Justas Janauskas was once told to always follow his gut. It was, he says, the worst business advice he’s ever received. Why? Because instinct and ego can easily be confused.
If you don’t know Janauskas you will almost certainly know Vinted, the online marketplace he co-founded with Milda Mitkute in the early noughties.
Vinted, which profits from allowing its users to sell second-hand clothes, has had a decent run over the years — a success Janauskas says was mostly due to luck, or good timing.
Let me set the scene: Vinted was founded in 2008, during the relatively early days of the internet in Lithuania. Back in the day, there was little choice on the web, and every new idea or website was considered cool. Today, Vinted is a member of Europe’s tech unicorn club.
“Once we launched, we received traction immediately. The product and market fit was an instant hit, and our user base grew exponentially.
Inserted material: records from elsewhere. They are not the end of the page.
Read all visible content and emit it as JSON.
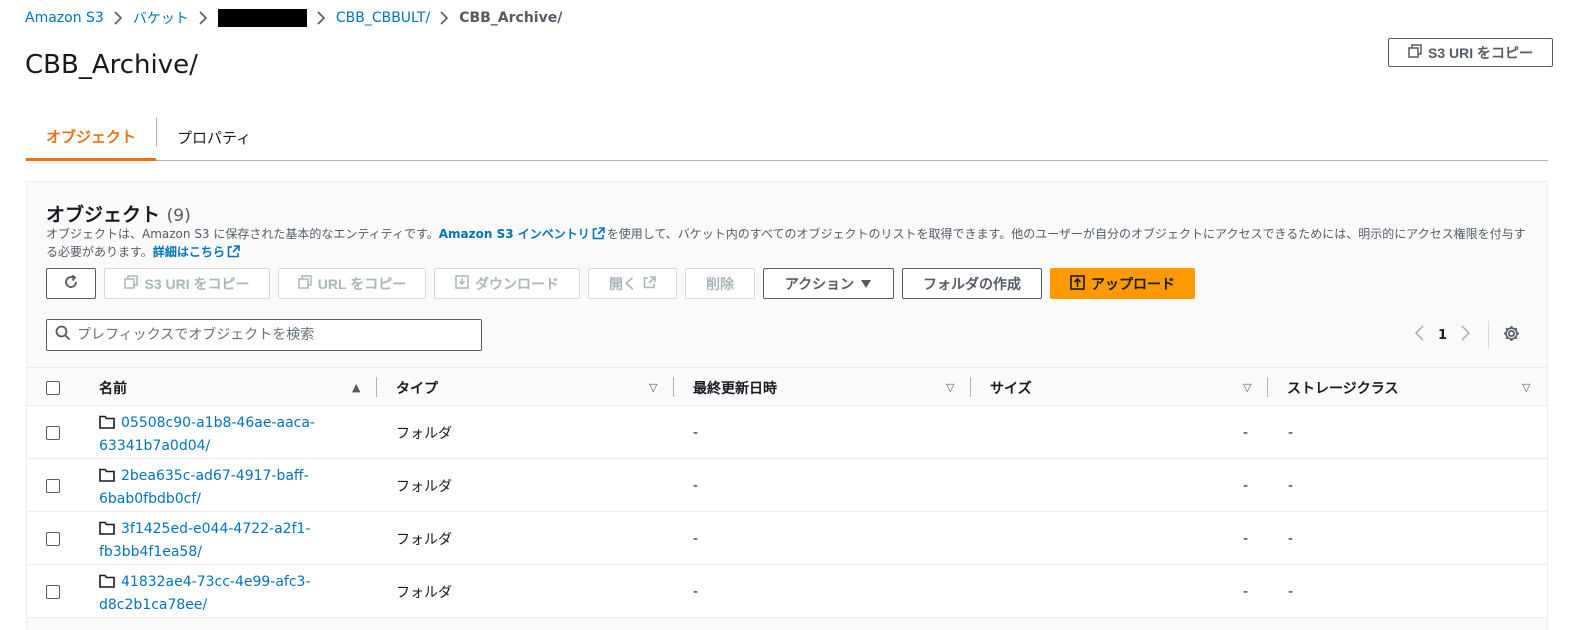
{
  "breadcrumb": {
    "items": [
      "Amazon S3",
      "バケット",
      "CBB_CBBULT/"
    ],
    "current": "CBB_Archive/"
  },
  "header": {
    "title": "CBB_Archive/",
    "copy_uri_label": "S3 URI をコピー"
  },
  "tabs": [
    {
      "label": "オブジェクト",
      "active": true
    },
    {
      "label": "プロパティ",
      "active": false
    }
  ],
  "panel": {
    "heading": "オブジェクト",
    "count": "(9)",
    "desc_part1": "オブジェクトは、Amazon S3 に保存された基本的なエンティティです。",
    "desc_link1": "Amazon S3 インベントリ",
    "desc_part2": "を使用して、バケット内のすべてのオブジェクトのリストを取得できます。他のユーザーが自分のオブジェクトにアクセスできるためには、明示的にアクセス権限を付与する必要があります。",
    "desc_link2": "詳細はこちら"
  },
  "toolbar": {
    "copy_s3_uri": "S3 URI をコピー",
    "copy_url": "URL をコピー",
    "download": "ダウンロード",
    "open": "開く",
    "delete": "削除",
    "actions": "アクション",
    "create_folder": "フォルダの作成",
    "upload": "アップロード"
  },
  "search": {
    "placeholder": "プレフィックスでオブジェクトを検索"
  },
  "pagination": {
    "page": "1"
  },
  "table": {
    "columns": [
      "名前",
      "タイプ",
      "最終更新日時",
      "サイズ",
      "ストレージクラス"
    ],
    "rows": [
      {
        "name_line1": "05508c90-a1b8-46ae-aaca-",
        "name_line2": "63341b7a0d04/",
        "type": "フォルダ",
        "modified": "-",
        "size": "-",
        "storage": "-"
      },
      {
        "name_line1": "2bea635c-ad67-4917-baff-",
        "name_line2": "6bab0fbdb0cf/",
        "type": "フォルダ",
        "modified": "-",
        "size": "-",
        "storage": "-"
      },
      {
        "name_line1": "3f1425ed-e044-4722-a2f1-",
        "name_line2": "fb3bb4f1ea58/",
        "type": "フォルダ",
        "modified": "-",
        "size": "-",
        "storage": "-"
      },
      {
        "name_line1": "41832ae4-73cc-4e99-afc3-",
        "name_line2": "d8c2b1ca78ee/",
        "type": "フォルダ",
        "modified": "-",
        "size": "-",
        "storage": "-"
      }
    ]
  },
  "colors": {
    "link": "#0073bb",
    "accent": "#ec7211",
    "primary_button": "#ff9900"
  }
}
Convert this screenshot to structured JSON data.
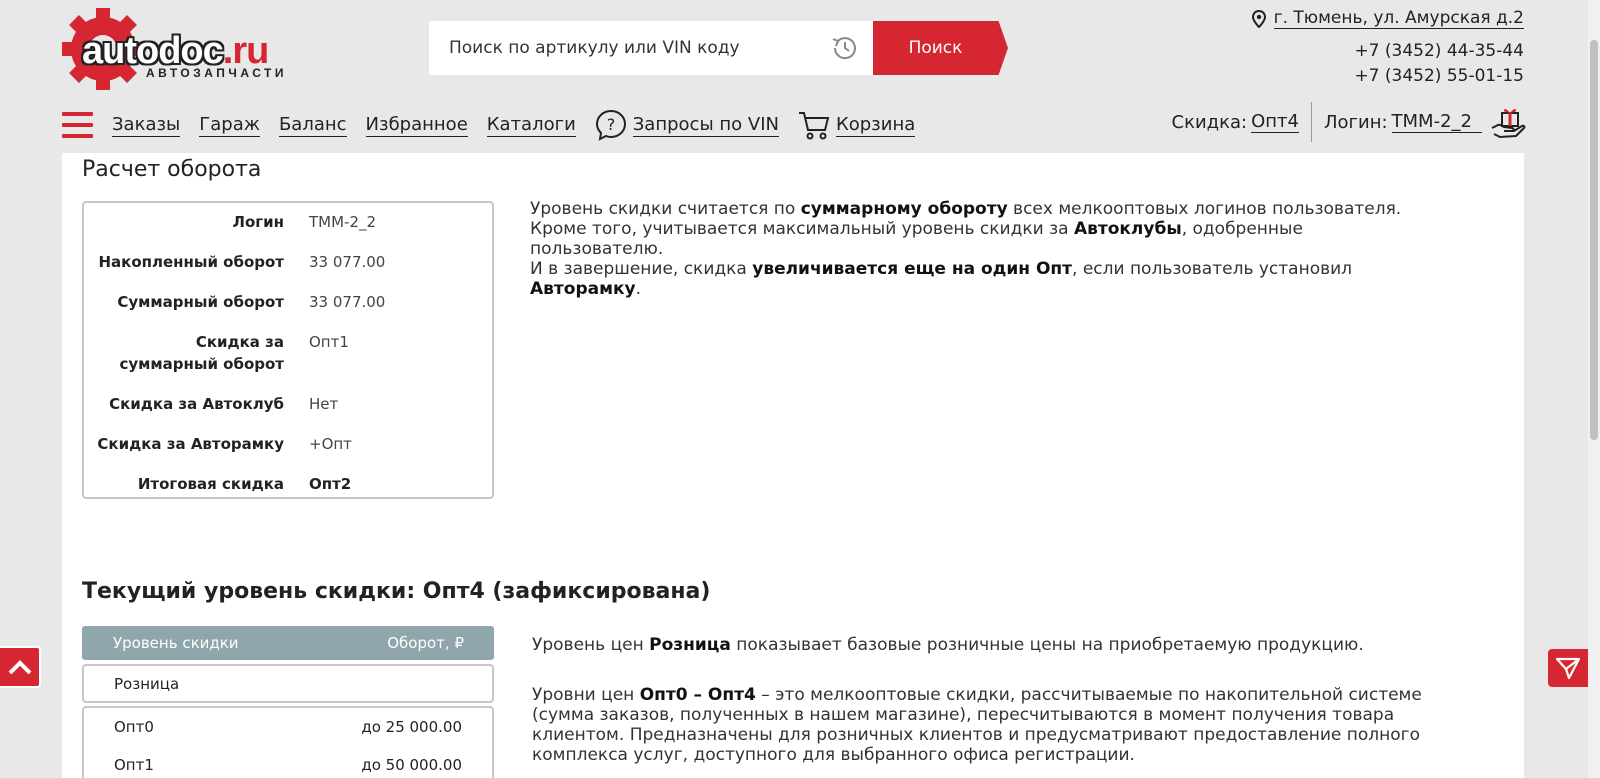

Timing, the fact it was a fresh idea, the recession, and other factors played a key role too,”Janauskas tells Growth Quarters.
This, by the way, is the kind of success that most seasoned professionals launching an entirely new proposition to market can only dream of.
Typically, entrepreneurs struggle for years to get productmarket fit and even when they do achieve it, only a lucky few get to see their offering out in the wild.
Over the years, Vinted has gone beyond its home country, reaching consumers across several different countries — including Germany (where it operates under the brand Kleiderkreisel) and the United States — but its expansion wasn’t always smooth sailing.
At the end of 2014, Vinted’s trajectory was severely disrupted after the team implemented the wrong monetization model, which “thwarted the growth of the company” and led to what Janauskas says was the “most difficult” 18 months of his career to date.
“It wasn’t something we had experienced before and it was one of the biggest challenges for me. We had two options: either keep the current model as it was and lose our customers or flip back to the free model, become uninvestable, and run out of cash,” he says.
Inexperience is one of the biggest risks
Lack of experience played a vital role in the team’s wrong decision. “We looked at how other players in the industry were monetizing and copied the most straightforward approach for Vinted. Before rolling out everywhere, we tested the model in a few smaller markets and got relatively good results,” the entrepreneur says.
“We then rolled out to our main market which was 80% of the entire user base. We saw a very different market response — it was very negative,” Janauskas adds, admitting he struggled to accept they’d made a mistake.
In an attempt to mitigate the damage, the team tried to explain their rationale to Vinted’s customer base. They filmed videos, Janauskas himself communicated with users in forums, they invested in PR, but it was too late: “Users were leaving Vinted for other platforms.”
Eventually, and admitting defeat, Janauskas found someone who helped him create a different monetization model that, combined with an aggressive growth strategy, solved the problem.
Now, Janauskas has moved on to pastures new. In 2018, he co-founded Qoorio, a knowledge-sharing app, alongside Gabija Grušaitė.
Qoorio’s mission is simple: it’s building a community for humans to share life learnings and knowledge — an extremely powerful and useful exercise in entrepreneurial circles.
The fear of failure lingers despite success
Despite Vinted being a success, Janauskas admits he wasn’t immune to insecurity when he turned his sights to Qoorio — proving that fear of failure never actually goes away, we just change the goal post it’s projected against.
“I had different fears at different times: shall I really start this business? What if the concept doesn’t stick? Will I be able to find enough engineers to turn my vision into reality? What if I can’t raise investment quickly enough?”
Setting up Vinted and Qoorio have been two entirely different experiences. The markets are different, Janauskas is different, his skills are different, and the way he operates is different. “I went back to square one and started everything over again,” he says.
Serial entrepreneurs abound in the business world, but do they know when it’s time to move on and start a new business?
For Janauskas is all about a change in mindset. “Once you start having existential thoughts about the purpose of life and spend too much time doing nothing — that’s a good sign that you should start something new.”
“The other thing I found was when you stop thinking about your previous business, that’s when you know it’s in good hands and are freer to move on to the next thing,” he adds.
His advice is simple: be humble, be curious, and take care of your mental health during difficult times. And if you need extra motivation, make sure you have a dream in mind and are working towards something specific.
“I love building successful unicorns, learning new things about people and myself and adapting from difficult situations. So my advice would be to have an end-goal in mind,” Janauskas concludes.